___ Records provided ___

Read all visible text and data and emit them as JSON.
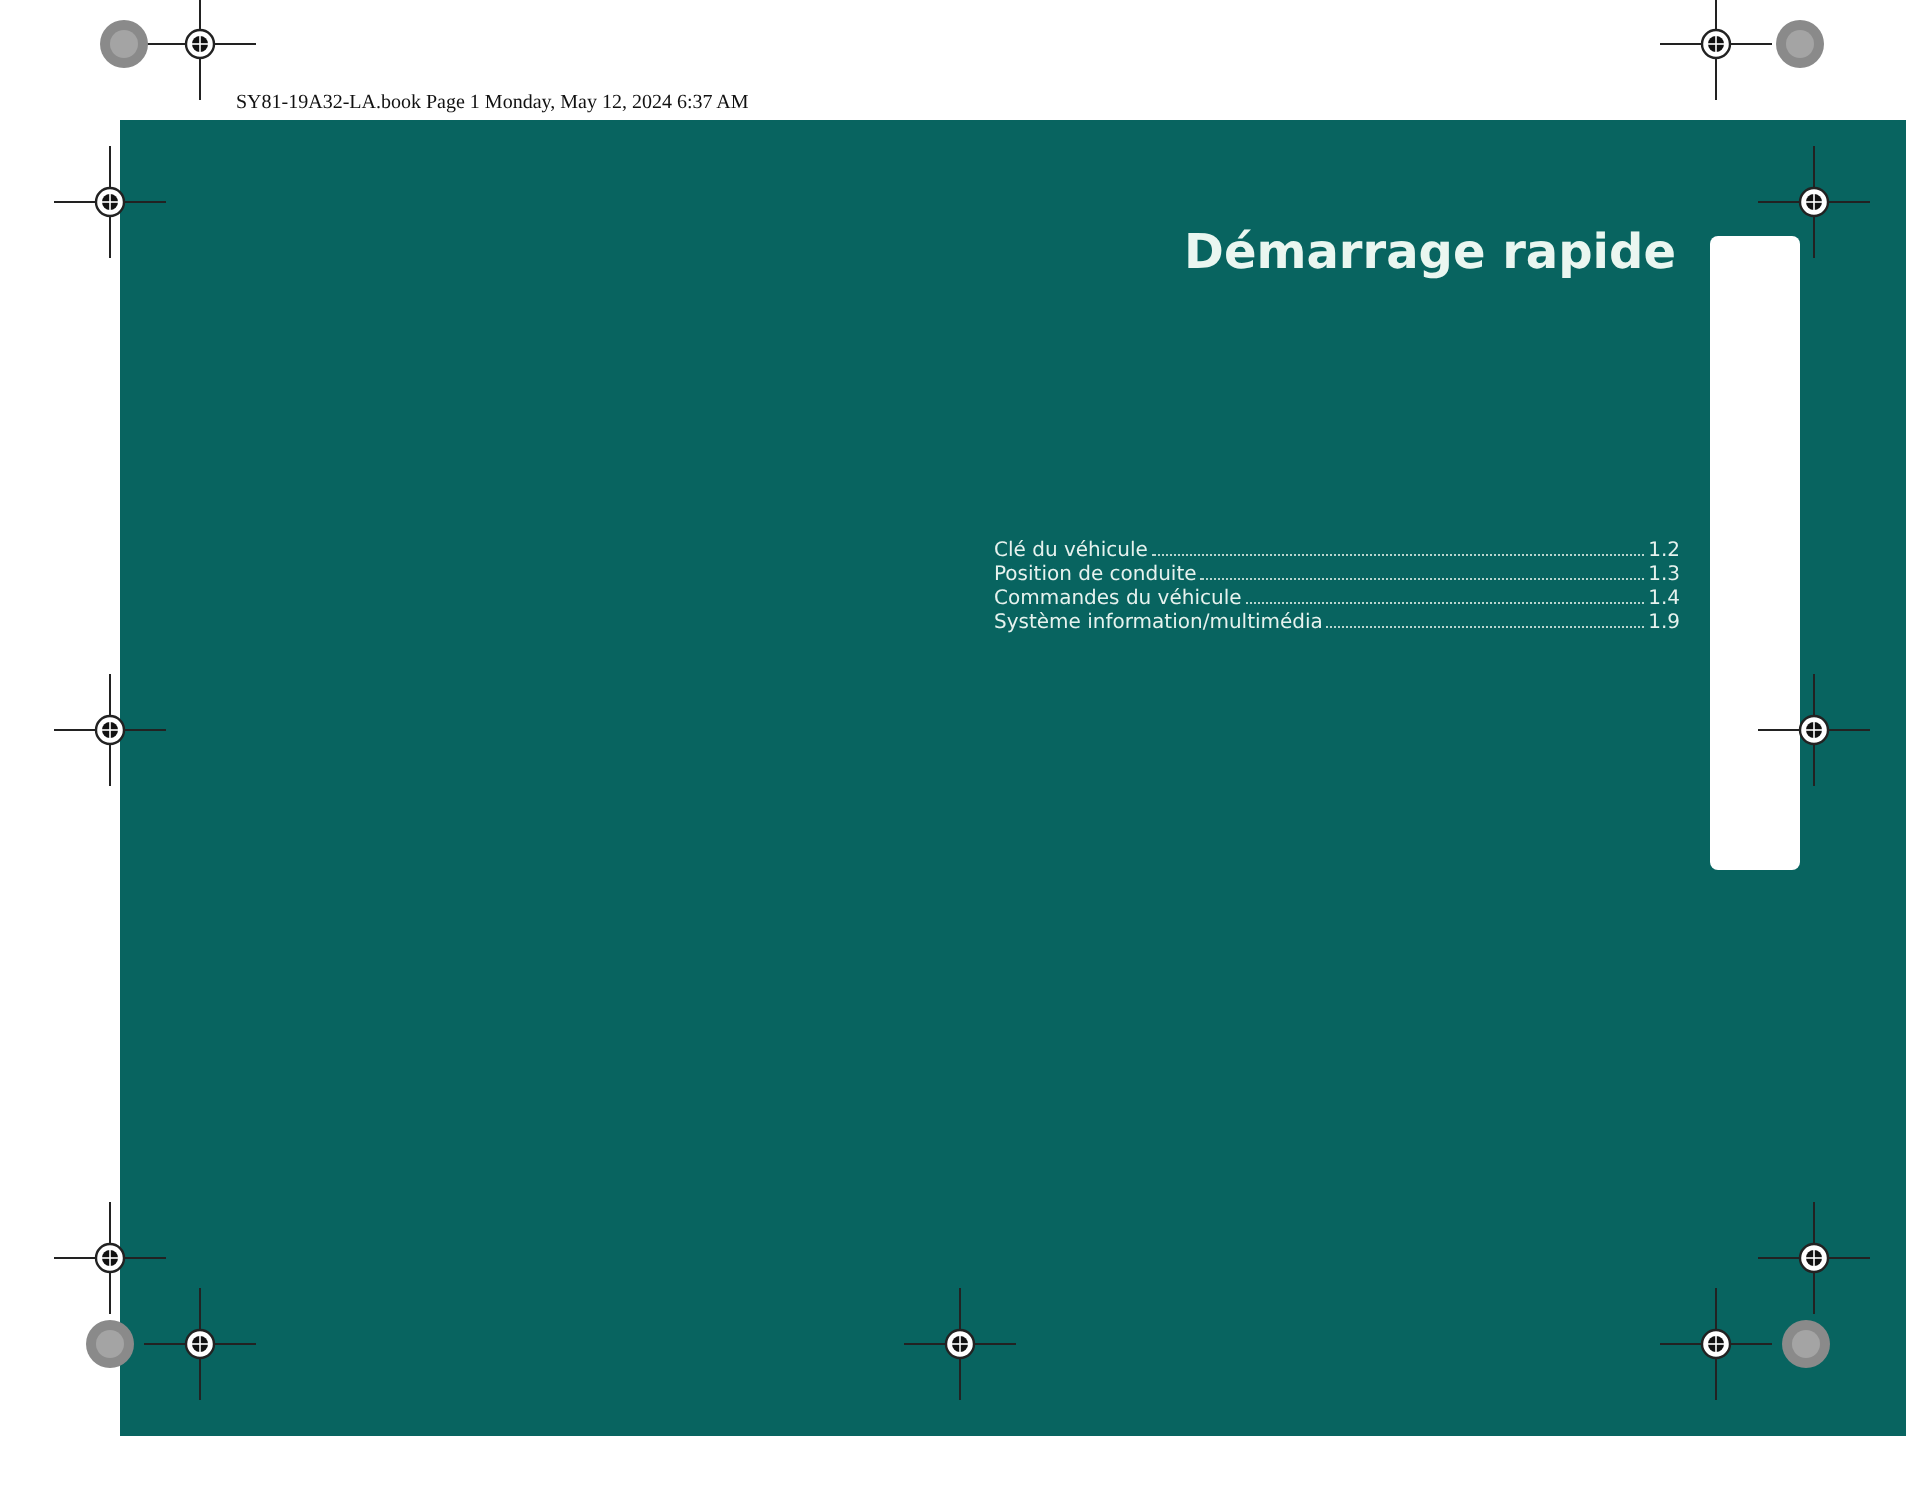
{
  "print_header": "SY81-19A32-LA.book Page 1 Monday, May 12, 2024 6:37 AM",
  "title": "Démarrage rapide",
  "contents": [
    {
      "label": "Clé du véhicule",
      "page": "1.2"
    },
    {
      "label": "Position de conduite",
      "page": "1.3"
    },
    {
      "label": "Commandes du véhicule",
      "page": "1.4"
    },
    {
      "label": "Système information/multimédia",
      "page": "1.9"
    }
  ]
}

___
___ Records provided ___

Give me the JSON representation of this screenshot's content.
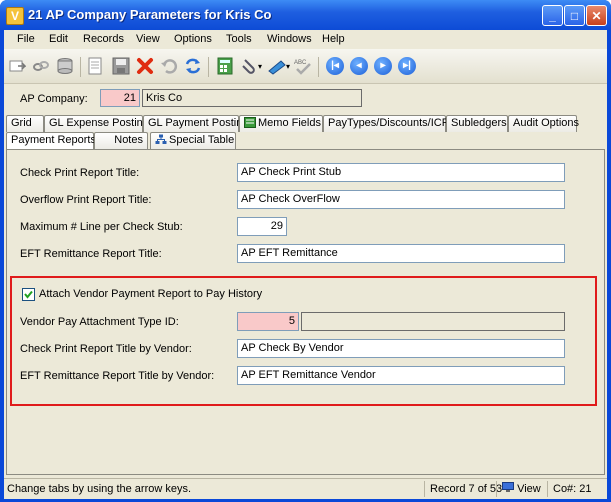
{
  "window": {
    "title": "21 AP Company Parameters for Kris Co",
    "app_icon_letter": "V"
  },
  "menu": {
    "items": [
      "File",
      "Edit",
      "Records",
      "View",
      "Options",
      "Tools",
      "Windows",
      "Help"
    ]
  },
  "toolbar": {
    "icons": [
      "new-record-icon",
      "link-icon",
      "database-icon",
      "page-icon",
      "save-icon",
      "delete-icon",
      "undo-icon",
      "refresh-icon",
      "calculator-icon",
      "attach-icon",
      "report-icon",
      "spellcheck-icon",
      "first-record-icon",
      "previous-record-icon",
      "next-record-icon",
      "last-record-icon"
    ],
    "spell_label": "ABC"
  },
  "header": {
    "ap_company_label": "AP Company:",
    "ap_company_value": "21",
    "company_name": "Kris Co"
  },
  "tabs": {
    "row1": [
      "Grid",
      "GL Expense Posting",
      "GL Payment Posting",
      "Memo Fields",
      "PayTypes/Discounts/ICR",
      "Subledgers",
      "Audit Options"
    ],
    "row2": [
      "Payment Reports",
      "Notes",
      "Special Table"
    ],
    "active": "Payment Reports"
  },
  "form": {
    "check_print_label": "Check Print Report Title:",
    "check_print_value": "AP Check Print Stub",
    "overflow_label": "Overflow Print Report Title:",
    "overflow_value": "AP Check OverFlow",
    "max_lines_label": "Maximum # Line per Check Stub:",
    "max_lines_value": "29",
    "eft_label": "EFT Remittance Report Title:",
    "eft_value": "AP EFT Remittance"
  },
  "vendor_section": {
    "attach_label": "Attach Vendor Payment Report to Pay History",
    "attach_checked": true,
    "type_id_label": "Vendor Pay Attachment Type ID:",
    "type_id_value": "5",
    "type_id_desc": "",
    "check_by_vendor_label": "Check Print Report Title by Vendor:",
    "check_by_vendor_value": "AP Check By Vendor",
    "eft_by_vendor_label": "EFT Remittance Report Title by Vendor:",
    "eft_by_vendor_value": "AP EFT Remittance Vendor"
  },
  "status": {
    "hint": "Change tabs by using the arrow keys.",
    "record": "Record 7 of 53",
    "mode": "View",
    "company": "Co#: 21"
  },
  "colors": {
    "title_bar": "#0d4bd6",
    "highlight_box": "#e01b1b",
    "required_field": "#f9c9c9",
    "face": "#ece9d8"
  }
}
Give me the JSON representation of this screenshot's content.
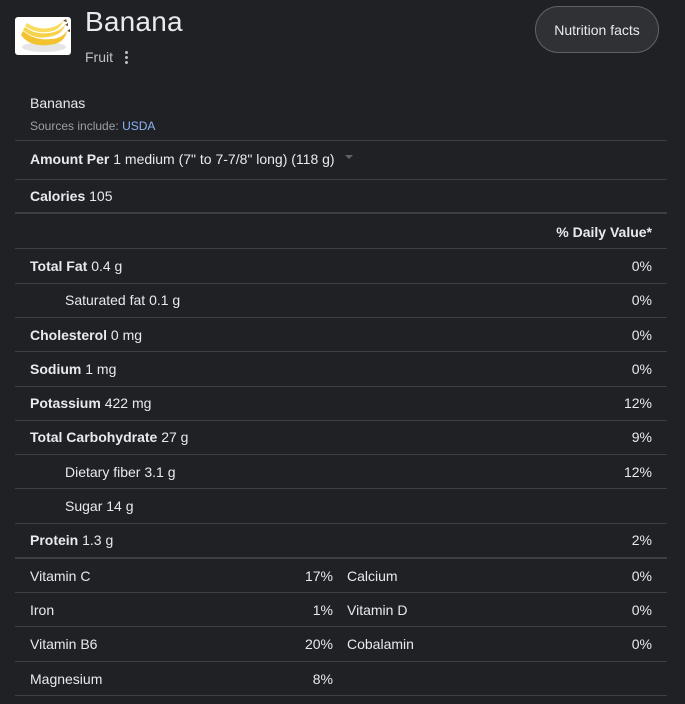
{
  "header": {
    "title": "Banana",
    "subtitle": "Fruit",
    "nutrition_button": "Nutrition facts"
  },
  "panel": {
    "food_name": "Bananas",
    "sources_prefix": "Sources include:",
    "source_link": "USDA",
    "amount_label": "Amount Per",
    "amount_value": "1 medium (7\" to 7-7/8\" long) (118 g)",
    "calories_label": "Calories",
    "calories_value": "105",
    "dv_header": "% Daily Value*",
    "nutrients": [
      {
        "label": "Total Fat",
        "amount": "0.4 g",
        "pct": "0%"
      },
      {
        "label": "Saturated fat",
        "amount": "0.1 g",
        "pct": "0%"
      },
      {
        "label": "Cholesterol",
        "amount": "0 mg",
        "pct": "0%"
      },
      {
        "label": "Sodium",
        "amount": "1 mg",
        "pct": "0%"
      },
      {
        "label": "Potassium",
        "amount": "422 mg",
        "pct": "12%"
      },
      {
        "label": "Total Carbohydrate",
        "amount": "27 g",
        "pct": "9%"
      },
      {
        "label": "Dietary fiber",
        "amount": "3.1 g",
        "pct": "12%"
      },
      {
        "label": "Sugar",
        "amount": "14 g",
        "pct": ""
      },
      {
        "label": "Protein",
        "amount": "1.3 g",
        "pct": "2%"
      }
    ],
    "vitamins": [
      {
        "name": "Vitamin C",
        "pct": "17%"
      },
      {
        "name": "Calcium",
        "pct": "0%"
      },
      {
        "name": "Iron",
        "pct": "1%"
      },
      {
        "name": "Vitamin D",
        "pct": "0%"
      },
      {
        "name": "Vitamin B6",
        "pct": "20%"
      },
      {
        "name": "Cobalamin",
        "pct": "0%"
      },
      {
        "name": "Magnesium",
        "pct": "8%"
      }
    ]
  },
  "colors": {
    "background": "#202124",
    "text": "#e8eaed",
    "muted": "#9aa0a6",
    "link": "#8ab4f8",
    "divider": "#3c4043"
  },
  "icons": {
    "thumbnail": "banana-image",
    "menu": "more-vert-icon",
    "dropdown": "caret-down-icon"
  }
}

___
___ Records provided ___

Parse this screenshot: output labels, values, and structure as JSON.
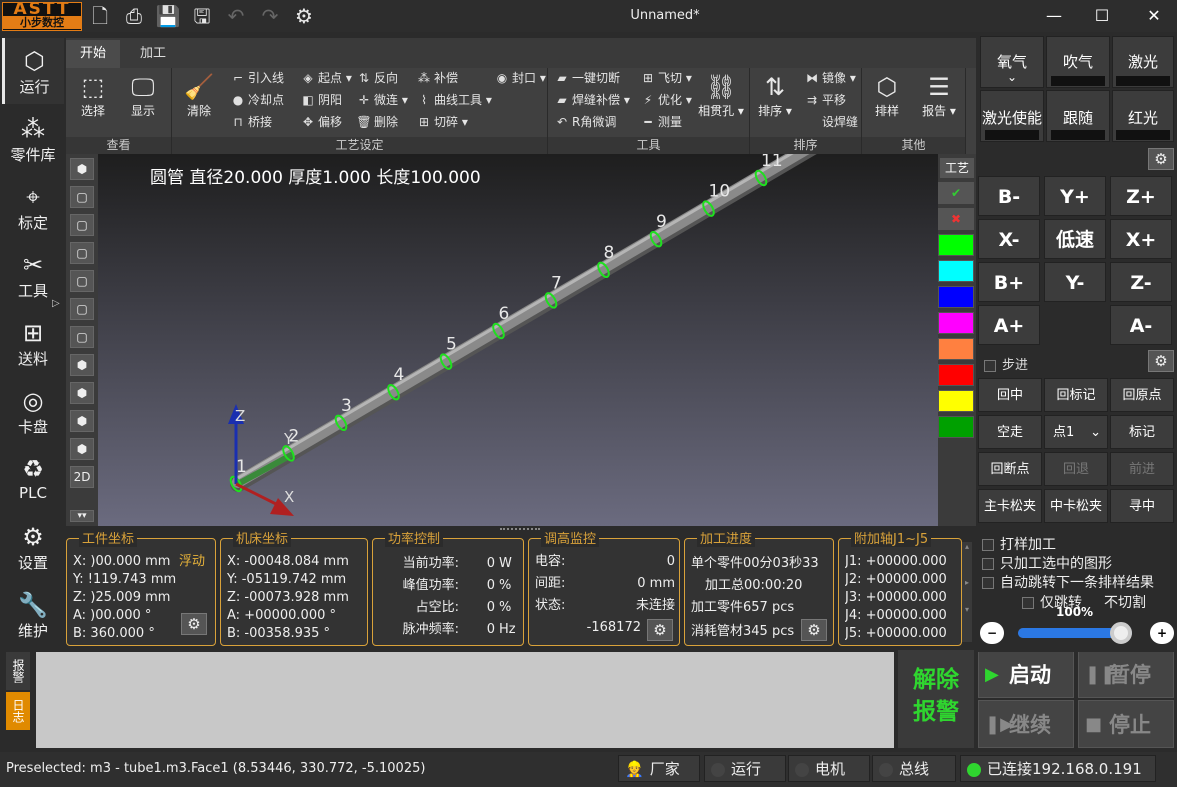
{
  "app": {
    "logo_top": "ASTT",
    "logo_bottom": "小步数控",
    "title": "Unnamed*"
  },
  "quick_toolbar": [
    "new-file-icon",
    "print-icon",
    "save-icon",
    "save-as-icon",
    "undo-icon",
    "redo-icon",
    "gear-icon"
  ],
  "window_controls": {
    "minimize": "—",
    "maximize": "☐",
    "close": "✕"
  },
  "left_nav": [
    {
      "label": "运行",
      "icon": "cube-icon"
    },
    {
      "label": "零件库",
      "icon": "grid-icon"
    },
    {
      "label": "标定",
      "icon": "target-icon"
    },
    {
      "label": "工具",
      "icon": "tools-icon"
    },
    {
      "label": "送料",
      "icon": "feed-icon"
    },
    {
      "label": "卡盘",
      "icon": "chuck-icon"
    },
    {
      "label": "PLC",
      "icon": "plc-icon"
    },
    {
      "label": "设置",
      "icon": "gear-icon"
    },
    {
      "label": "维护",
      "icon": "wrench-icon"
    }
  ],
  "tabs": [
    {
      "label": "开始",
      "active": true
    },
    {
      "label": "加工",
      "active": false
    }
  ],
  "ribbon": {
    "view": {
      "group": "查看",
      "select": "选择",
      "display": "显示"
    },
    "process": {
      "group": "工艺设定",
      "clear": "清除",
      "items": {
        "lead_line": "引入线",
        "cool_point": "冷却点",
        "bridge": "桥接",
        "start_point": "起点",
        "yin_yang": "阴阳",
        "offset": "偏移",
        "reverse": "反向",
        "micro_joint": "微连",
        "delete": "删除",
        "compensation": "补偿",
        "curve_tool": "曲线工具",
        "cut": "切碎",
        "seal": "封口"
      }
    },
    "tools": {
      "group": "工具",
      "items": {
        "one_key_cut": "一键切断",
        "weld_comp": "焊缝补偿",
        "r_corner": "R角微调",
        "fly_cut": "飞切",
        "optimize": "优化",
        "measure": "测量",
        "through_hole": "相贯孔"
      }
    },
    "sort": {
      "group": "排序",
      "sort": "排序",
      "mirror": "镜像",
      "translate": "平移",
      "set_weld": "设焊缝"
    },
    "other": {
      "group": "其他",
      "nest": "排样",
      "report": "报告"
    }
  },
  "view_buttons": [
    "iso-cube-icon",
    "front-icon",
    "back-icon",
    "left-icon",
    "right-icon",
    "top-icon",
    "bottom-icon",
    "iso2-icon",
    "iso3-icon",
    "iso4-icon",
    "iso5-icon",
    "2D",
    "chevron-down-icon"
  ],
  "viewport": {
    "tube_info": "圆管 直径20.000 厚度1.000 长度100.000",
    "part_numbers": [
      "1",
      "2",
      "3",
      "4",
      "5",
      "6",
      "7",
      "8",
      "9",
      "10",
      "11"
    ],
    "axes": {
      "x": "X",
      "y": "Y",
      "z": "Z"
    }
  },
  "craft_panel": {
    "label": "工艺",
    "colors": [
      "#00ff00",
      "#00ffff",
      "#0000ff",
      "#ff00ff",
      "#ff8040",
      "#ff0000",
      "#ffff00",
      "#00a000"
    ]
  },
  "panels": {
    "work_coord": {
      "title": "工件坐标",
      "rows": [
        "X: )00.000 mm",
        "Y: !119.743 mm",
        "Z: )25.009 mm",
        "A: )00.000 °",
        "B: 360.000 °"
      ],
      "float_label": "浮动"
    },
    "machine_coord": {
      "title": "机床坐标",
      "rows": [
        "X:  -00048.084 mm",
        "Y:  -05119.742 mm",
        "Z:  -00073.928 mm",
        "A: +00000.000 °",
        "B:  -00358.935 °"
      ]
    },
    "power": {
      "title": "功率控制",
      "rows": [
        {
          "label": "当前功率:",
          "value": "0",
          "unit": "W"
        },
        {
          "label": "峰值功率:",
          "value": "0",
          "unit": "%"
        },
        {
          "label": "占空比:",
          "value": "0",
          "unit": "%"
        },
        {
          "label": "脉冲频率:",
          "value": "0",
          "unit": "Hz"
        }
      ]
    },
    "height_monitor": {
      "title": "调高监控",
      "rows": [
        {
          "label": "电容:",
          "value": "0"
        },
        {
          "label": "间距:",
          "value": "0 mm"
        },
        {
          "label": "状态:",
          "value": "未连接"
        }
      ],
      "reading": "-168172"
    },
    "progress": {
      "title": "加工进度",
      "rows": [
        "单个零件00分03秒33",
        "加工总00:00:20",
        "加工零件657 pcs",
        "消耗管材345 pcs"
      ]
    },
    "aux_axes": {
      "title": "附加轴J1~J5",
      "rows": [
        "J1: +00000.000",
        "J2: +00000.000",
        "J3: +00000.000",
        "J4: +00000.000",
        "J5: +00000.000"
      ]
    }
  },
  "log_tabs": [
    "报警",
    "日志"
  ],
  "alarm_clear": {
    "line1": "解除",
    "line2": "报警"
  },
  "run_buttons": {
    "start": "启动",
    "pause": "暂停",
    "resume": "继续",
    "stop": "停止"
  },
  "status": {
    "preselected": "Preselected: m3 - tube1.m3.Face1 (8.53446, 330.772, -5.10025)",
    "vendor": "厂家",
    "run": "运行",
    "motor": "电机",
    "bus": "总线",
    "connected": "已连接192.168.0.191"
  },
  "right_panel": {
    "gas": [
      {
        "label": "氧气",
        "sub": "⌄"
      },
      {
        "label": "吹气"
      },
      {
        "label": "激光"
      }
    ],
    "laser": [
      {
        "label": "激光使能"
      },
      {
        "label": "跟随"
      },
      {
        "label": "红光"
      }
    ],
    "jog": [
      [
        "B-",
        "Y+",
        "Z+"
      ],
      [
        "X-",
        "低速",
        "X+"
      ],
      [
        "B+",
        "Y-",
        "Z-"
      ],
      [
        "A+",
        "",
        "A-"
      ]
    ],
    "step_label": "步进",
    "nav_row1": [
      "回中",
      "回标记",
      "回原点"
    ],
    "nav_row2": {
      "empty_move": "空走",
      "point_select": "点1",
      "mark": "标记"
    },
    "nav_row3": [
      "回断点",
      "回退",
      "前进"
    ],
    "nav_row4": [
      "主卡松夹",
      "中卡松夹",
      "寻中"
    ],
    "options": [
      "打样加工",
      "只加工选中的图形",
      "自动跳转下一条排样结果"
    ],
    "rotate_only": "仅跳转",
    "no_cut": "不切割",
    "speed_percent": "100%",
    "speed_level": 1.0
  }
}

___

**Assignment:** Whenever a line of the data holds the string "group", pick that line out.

**Written response:**
      "group": "查看",
      "group": "工艺设定",
      "group": "工具",
      "group": "排序",
      "group": "其他",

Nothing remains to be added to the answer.